Now a cornerstone of downtown Elizabethtown, The Historic State Theater Complex operates as a venue for concerts, weddings, meetings, parties, movies and events. Fondly known as “The State,” the building has been fully restored to showcase its original 1942 Art Deco décor including original patterned carpet, paint colors and original seating, plus artwork of two Greek goddesses holding the masks of comedy and tragedy. It also features modern amenities, with the main theater plus a full rental facility for community events.
#8 Alhambra Theatre, Hopkinsville
The historic Alhambra Theatre on Main Street in Hopkinsville originally opened in 1928 and then was reopened in 1983 by the Pennyroyal Arts Council as a community performing arts center. It underwent a major renovation in 2018 to celebrate its 90th anniversary year, including a second story lobby expansion, additional performance space, an event space and viewing room. The 650-seat proscenium theatre offers a variety of performances from classic films to live performances and more.
#9 The Louisville Palace, Louisville

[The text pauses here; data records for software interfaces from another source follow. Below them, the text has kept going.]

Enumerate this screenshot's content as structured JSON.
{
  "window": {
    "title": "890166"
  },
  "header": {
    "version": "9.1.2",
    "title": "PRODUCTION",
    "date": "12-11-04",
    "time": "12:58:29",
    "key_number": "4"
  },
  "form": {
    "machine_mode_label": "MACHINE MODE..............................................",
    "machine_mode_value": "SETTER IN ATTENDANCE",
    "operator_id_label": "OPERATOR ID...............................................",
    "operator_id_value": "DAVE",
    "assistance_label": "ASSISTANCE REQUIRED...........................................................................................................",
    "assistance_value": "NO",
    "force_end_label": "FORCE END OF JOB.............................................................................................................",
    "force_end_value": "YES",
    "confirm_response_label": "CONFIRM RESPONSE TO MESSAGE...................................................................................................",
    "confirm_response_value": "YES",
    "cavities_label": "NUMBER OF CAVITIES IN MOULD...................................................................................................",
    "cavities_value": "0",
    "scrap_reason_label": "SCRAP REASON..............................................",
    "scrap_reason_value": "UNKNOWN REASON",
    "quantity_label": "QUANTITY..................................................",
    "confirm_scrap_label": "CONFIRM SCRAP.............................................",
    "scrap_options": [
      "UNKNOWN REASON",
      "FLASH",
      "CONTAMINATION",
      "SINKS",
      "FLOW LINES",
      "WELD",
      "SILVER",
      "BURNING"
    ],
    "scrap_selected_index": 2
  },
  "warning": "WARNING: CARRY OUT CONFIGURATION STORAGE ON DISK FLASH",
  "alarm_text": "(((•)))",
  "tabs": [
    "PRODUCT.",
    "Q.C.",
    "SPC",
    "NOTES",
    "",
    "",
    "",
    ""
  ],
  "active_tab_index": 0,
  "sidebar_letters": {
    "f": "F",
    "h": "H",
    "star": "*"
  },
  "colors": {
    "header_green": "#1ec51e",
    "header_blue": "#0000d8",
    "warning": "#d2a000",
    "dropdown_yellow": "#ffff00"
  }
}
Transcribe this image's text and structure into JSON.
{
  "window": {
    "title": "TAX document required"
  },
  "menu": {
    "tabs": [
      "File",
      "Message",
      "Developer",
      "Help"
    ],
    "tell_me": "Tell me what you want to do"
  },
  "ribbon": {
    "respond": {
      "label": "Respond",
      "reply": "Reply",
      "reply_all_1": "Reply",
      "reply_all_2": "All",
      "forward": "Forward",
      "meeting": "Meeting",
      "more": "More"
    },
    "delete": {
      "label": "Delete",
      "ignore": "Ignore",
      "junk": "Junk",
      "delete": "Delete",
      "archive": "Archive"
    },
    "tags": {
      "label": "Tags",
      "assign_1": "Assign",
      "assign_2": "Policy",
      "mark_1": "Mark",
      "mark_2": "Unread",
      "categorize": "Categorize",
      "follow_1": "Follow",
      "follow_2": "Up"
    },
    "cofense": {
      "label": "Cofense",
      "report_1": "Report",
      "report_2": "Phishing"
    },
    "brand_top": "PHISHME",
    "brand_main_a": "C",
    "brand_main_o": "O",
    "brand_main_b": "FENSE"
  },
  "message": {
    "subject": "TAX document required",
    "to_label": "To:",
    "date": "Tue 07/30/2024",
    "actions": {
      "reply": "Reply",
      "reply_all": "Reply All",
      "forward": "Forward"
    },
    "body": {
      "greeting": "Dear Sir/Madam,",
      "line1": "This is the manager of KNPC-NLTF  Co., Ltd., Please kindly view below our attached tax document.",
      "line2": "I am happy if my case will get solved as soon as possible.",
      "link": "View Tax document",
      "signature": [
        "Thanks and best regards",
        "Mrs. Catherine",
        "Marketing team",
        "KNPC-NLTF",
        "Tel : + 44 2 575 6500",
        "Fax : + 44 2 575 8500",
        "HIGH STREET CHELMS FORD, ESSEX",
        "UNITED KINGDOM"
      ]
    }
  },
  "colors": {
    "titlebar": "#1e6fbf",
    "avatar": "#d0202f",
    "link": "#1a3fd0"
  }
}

Louisville's premier historic entertainment venue, The Louisville Palace, is located in the city’s theater district on the east side of Fourth Street between Broadway and Chestnut streets. It originally opened in 1928 and features a Spanish Baroque motif, two stories and a grand lobby. Now owned by Live Nation, the theatre is host to a variety of live entertainment throughout the year including concerts, musicals, shows and more.
#10 Paramount Arts Center, Ashland
The Paramount Arts Center in downtown Ashland was originally known as the Paramount Theatre, and was opened in 1931 to for motion pictures and variety performances. It has been operating as a non-profit organization since 1972, offering inspiration, education and entertainment to the community while preserving a unique historical landmark. The Art Deco building has seating for 1,400 people and averages 120 performances each year, from musicals to concerts to comedy shows.
#11 Plaza Theatre, Glasgow
The historic Plaza Theatre in downtown Glasgow has been making memories since 1934, serving as a venue for concerts, plays, recitals and other community events. In its early days, the theatre was home to country music shows, then charitable events during World War II, local shows and movies and then was renovated in the early 2000s by the city. Located in the heart of downtown along Main Street, it’s a great spot to visit for live entertainment throughout the year, including the Black Stone Cherry rock band which started locally. The theatre sits 1,020 people.
#12 Madison Theatre, Covington
Located in the heart of Covington’s Renaissance District in northern Kentucky, the Madison Theatre is a beautifully restored theater that now serves as a concert and live entertainment venue with a diverse lineup of music, comedy, sports and film events. It was opened in 1912 as the Lyric Theater, then became the L.B. Wilson Theater and finally the Madison Theater. The theater suffered a catastrophic fire in 1944 and was rebuilt in 1946.